In deciding the appropriate penalty to impose, the Central Bank considered the following matters:

1.     The nature and seriousness of the breaches.

  • Savvi was reckless in its approach to compliance with the LTL Limit and the payment of remuneration to directors.
  • The breaches revealed weaknesses in Savvi’s systems and controls and governance arrangements for managing long-term lending and directors’ expenses.
  • The period of time over which the breaches occurred, a four year period overall.

2.     The need to impose a proportionate level of penalty.

The Central Bank confirms that its investigation into Savvi in respect of this matter is closed. 


  1. The fine imposed by the Central Bank was imposed under Section 33AQ of the Central Bank Act 1942. The maximum penalty under Section 33AQ is €10,000,000, or an amount equal to 10% of the annual turnover of a regulated financial service provider, whichever is the greater.
  2. The fine reflects the application of the maximum percentage settlement discount of 30%, as per the Early Settlement Discount Scheme set out in the Central Bank’s “Outline of the Administrative Sanctions Procedure 2018” which is here.
  3. Funds collected from penalties are included in the Central Bank’s surplus income, which is payable directly to the Exchequer, following approval of the Statement of Accounts.

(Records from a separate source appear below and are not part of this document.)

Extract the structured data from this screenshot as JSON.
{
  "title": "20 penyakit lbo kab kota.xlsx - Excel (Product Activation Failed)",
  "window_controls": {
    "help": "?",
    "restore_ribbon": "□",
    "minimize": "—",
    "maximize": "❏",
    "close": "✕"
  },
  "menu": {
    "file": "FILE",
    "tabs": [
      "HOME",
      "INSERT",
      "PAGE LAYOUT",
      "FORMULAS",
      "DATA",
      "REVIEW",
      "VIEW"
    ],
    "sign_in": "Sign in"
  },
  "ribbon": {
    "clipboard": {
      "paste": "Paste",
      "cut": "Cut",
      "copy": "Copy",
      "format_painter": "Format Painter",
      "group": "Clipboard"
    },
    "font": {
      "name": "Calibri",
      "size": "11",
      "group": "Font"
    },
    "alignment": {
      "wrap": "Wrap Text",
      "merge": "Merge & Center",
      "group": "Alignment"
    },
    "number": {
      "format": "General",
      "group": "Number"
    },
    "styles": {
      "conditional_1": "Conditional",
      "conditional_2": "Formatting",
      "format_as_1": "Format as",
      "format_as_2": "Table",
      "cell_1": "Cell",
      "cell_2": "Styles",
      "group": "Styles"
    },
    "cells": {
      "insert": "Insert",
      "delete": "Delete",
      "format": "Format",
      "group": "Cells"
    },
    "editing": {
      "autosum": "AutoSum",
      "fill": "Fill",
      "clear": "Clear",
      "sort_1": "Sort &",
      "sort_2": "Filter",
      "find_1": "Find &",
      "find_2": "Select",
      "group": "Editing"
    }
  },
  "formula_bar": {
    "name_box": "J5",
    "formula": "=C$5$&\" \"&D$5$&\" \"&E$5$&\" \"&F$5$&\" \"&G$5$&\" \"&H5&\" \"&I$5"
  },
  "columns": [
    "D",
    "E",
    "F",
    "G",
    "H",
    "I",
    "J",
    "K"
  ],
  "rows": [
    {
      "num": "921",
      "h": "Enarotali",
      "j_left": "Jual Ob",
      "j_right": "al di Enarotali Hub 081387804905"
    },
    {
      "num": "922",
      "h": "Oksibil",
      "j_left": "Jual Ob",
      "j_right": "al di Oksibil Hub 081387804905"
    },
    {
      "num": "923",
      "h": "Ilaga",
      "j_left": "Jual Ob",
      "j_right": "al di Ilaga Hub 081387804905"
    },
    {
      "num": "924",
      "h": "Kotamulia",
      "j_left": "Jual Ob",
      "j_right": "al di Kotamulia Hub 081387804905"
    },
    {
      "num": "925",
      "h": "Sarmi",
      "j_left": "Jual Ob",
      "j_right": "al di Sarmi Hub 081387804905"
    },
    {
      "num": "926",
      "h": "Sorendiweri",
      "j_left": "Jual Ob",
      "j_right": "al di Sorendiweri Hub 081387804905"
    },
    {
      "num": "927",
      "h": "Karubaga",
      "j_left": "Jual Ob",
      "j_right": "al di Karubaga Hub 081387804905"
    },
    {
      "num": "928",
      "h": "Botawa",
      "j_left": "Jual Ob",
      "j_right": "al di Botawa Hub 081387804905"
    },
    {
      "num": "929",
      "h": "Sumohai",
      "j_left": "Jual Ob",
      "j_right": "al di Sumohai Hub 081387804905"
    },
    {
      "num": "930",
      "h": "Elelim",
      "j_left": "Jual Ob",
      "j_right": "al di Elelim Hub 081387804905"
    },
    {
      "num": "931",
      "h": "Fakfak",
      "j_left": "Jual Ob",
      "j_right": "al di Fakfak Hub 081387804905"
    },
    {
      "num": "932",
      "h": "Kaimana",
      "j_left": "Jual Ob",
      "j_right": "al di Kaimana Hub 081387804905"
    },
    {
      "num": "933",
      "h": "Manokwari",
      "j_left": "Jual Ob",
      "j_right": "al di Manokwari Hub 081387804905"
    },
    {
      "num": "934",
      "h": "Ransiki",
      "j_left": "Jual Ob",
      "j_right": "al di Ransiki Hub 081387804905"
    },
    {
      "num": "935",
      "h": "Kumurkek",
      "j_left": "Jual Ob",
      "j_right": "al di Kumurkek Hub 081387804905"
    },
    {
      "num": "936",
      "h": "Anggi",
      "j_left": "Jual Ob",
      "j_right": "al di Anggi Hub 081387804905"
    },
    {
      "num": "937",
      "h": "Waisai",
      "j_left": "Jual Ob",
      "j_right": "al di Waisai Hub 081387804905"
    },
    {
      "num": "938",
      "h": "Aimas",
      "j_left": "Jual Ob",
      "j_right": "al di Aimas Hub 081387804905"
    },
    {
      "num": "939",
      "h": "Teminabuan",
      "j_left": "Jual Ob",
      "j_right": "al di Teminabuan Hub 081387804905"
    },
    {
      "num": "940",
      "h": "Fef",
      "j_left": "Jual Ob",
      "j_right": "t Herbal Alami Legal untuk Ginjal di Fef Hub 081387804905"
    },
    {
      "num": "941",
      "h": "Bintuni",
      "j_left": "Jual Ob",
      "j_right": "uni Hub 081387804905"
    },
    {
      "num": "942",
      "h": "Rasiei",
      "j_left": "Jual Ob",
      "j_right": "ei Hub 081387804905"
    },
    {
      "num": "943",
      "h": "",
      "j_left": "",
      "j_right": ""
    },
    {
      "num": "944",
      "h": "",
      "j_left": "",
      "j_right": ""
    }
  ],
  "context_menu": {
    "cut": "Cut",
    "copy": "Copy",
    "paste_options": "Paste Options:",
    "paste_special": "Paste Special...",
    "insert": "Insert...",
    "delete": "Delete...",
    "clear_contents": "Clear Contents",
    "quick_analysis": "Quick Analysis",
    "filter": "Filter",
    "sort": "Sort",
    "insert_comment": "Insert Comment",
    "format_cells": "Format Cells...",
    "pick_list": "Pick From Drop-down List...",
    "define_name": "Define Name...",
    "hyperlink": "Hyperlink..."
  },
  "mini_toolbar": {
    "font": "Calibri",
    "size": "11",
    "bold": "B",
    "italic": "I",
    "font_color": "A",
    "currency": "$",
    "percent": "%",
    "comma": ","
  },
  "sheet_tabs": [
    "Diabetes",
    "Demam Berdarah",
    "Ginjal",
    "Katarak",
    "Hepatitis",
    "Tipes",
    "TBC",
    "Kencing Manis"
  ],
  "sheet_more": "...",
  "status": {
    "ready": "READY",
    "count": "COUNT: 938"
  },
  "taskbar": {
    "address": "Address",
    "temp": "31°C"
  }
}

The penalties are not included in general Central Bank revenue.
  4. Under the Central Bank’s PRISM system of supervision, Savvi is classified as a Medium Low Impact firm.PRISM Explained – How the Central Bank of Ireland is Implementing Risk-Based Regulation is available to download here.
  5. This is the Central Bank’s 133rd settlement since 2006 under its Administrative Sanctions Procedure, bringing total fines imposed by the Central Bank to over €99 million.
  6. The Central Bank has consulted on potential changes to the lending framework for credit unions (CP125 Consultation on Potential Changes to the Lending Framework for Credit Unions) and, expects to publish final proposals in the coming weeks, which will take effect at the beginning of 2020.